In addition, it appears that despite long-term MNR recognition that they were in error when passing regulations for the KHSS that restrict traditional hunting activities, they have been slow to correct this regulation and it now appears that the regulation will not be corrected for the fall 2008 season. This could create some issues with respect to unintentional infringements of the law and enforcement issues as well. It remains to be seen how the MNR will address these issues, if at all. 

We believe that there will be new information by the next SGKH meeting and urge all members to attend.

Beaver lake road parking lot Aug 23 2008

The following is an email sent to Mr. Coulas on Sept 4 2008

David Coulas, Park Superintendent
Kawartha Highlands Signature Site Park
Ministry of Natural Resources
106 Monck Street, Box 500
Bancroft Ontario K0L 1C0
Phone: (613) 332-3940 Ext. 255       
Fax: (613) 332-1800       
eMail: kawartha.highlands@mnr.gov.on.ca

Dear Dave
Linked (He was linked to this site-see below) please find a connection to a series of photographs you can view by pressing Beaver lake road parking lot Aug. 23 08.
They will illustrate for you the condition of the above noted parking lot on Saturday August 23 '08, and the environmental abuse the KHSS is being subjected to.

Recently you will have received a copy of a letter from the Catchacoma Cottagers Association (CCA) to Minister MNR expressing concern with the use of the Beaver lake road by KHSS "campers" and suggesting alternate routes of access and some measure of control.

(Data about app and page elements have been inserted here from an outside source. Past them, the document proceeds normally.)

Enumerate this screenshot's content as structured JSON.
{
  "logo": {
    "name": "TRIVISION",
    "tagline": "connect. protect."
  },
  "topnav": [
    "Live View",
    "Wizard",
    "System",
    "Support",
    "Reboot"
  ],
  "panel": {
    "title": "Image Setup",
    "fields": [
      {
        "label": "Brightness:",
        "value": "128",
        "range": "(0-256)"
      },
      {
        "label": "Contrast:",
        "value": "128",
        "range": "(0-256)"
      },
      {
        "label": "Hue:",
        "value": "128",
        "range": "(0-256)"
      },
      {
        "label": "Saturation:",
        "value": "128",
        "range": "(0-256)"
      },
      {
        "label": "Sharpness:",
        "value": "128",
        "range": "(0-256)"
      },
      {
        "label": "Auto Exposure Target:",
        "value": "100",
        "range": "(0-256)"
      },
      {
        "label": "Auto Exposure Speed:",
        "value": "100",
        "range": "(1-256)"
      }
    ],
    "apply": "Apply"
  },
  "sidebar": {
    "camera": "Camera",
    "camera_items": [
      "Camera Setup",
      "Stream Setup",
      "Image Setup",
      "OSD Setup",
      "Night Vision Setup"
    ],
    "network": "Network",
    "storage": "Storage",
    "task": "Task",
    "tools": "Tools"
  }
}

I would remind you that this parking lot is contrary to the Charter  Para. Page 11 and to the more recent Environmental assessment  Page 2 both of which prohibits any park facility within 100 meters of private property. You should know that the right hand side of the road in the first photo is private property- some 10 meters from your facility.
I understand you have been advised of similar types of abuses from the eastern access folks and that these letters also included photographs (See also included below ) of significant overcrowding.

I would like to know what you intend to do about these ongoing problems, and when a proposed solution may be forthcoming. The "Proposed Management Plan" did not address these issues as I recall although these issues were clearly identified in the Meetek report (The original study).
I will be attending the SGKH meeting on the 22 September and respectfully request your response by that time.

signed by editor

looking east
Looking east at 9:30 am aug 23 '08
the lot
a view of the parking lot
beyond the lot
east of the lot -parking outside the lot
lokking west

looking west - -  the lot overflowed

Below is a camp site photo sent to D Coulas showing some of the misuse of a camp site  from P. Chown  - -some 16 people "party"
We are aware of persons booking/charging for campsites. You book and pay -  and the campsite is "squatted upon", prepared and set up for you.

camping overcrowding long lake